You can model good behavior for him, show him how to set and maintain healthy boundaries, help him understand that being angry does not mean you don’t love him anymore, and work with him to improve his communication skills, so he feels comfortable sharing his feelings with you.
I had to learn all of these things to improve my interactions with my husband. He also had to learn them, and so we went to family therapy to give us new communication skills and more effective coping mechanisms. Doing this with the adult son of a narcissistic father can help him overcome any trepidation he has about therapy, and it can show him how dedicated you are to helping him heal.
Should the Son of a Narcissistic Father Cut Off All Contact with His Father?
This is another common consideration for the children of narcissists. Is it better to cut off all contact? There are many people who would say it is, but I didn’t cut off all contact with my mother. You might not be able to cut off all contact with your narcissistic father either, for many reasons.

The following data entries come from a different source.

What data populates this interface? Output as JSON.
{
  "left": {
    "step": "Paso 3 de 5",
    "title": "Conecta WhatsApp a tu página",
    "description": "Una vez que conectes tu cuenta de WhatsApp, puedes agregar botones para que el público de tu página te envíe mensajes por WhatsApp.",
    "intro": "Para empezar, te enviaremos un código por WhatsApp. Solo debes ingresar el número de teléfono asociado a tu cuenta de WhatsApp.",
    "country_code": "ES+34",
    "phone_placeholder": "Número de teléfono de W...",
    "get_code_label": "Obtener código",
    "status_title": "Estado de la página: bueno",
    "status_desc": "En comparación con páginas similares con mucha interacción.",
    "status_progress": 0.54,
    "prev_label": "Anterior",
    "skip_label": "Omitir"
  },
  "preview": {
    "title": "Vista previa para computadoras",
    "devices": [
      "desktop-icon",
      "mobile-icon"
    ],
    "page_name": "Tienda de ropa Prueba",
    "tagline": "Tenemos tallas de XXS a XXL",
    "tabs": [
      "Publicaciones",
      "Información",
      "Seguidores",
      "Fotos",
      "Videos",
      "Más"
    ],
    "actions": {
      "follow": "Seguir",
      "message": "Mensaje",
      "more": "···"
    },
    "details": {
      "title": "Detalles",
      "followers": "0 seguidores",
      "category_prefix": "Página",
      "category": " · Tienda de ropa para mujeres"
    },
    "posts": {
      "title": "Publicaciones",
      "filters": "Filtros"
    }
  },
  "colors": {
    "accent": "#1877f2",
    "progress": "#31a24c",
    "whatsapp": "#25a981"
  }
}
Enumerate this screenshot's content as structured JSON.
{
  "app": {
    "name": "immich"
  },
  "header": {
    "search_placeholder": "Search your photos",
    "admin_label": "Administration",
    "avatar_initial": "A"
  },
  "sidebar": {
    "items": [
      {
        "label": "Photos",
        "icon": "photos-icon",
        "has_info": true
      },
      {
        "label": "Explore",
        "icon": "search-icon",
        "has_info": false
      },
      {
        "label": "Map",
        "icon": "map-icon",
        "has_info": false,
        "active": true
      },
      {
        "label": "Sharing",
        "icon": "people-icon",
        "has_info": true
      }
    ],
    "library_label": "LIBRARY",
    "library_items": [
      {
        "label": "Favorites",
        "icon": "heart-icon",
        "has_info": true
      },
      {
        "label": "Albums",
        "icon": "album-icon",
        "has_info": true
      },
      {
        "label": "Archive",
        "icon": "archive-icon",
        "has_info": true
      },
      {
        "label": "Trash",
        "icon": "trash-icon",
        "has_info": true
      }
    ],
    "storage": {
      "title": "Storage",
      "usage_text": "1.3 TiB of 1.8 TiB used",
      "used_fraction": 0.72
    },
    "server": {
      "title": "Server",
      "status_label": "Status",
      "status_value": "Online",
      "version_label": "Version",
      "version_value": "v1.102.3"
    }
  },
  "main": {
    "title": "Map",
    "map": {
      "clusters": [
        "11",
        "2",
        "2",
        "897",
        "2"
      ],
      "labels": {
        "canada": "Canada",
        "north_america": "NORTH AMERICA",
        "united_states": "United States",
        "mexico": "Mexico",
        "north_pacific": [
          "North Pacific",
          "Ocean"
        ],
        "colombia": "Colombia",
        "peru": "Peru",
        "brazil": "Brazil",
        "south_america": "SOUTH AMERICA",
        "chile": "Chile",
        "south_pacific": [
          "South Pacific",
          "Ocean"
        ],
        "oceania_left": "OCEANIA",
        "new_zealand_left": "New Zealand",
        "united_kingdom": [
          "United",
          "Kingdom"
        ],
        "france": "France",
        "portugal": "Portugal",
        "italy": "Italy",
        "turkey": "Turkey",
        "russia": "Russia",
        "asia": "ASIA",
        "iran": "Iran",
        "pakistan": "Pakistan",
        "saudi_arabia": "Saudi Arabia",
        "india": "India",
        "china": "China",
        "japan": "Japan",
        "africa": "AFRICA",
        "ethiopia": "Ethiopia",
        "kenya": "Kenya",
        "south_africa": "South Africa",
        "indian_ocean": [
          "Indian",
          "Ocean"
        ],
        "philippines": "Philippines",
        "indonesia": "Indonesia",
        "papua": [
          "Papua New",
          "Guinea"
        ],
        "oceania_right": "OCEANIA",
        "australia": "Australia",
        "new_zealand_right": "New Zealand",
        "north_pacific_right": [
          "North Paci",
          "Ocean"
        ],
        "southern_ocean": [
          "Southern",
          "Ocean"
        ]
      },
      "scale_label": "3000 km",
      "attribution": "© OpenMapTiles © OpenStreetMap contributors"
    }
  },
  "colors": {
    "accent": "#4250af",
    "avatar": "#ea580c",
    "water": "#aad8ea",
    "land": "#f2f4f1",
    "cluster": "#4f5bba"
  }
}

If he’s elderly, he might need you to help care for him, you might not want to cut off contact with your mother too, or you might just feel like you still love him or need to resolve the situation with him. These are all reasons why it’s not practical for many people to go to this extreme.
It is helpful, however, to minimize contact until you have healed enough to prevent any further emotional abuse. Narcissistic parents don’t stop trying to manipulate and control you just because you’ve grown up. So you’ll want to heal to the point where you can set firm boundaries and maintain them before you engage with him on a regular basis.
Until that happens, only see him occasionally, and then, only for brief periods of time. Leave immediately if you see that he is behaving in an abusive manner. Even if you simply have to make an excuse to go, do so and get out. When you are stronger, you can confront him with some of his behavior and inform him of your boundaries and the consequences you’ll enforce if he crosses the line.
That’s a difficult confrontation for a child to have with a narcissistic parent, however, so you’ll want to be strong enough to carry it off without a problem.
Like narcissistic mothers and their daughters, there is a particularly contentious relationship between narcissistic fathers and their sons. Narcissistic fathers are rigid, overbearing, arrogant, and strict, sometimes to the point of being physically abusive with their sons. They want their son to be the image of perfection, and a mirror image of their toxic father, so that they can demonstrate their superior parenting skills. To get them to do that, they often use abusive manipulation tactics like gaslighting, lying, triangulation, and emotional triggers to control their behavior.
I have developed a 5 Step Roadmap to Heal Emotional Triggers that can help with the last one on that list. This free guide will help you recognize your emotional triggers, explore the emotional wounds that created them, defuse the trigger, and eventually heal the wound. If you would like to receive a copy directly in your inbox, just click here. I’ll send it to you right away so that you can begin your healing journey.
If you want more tips for dealing with narcissists, setting boundaries, and managing emotional triggers, make sure you subscribe to my youtube channel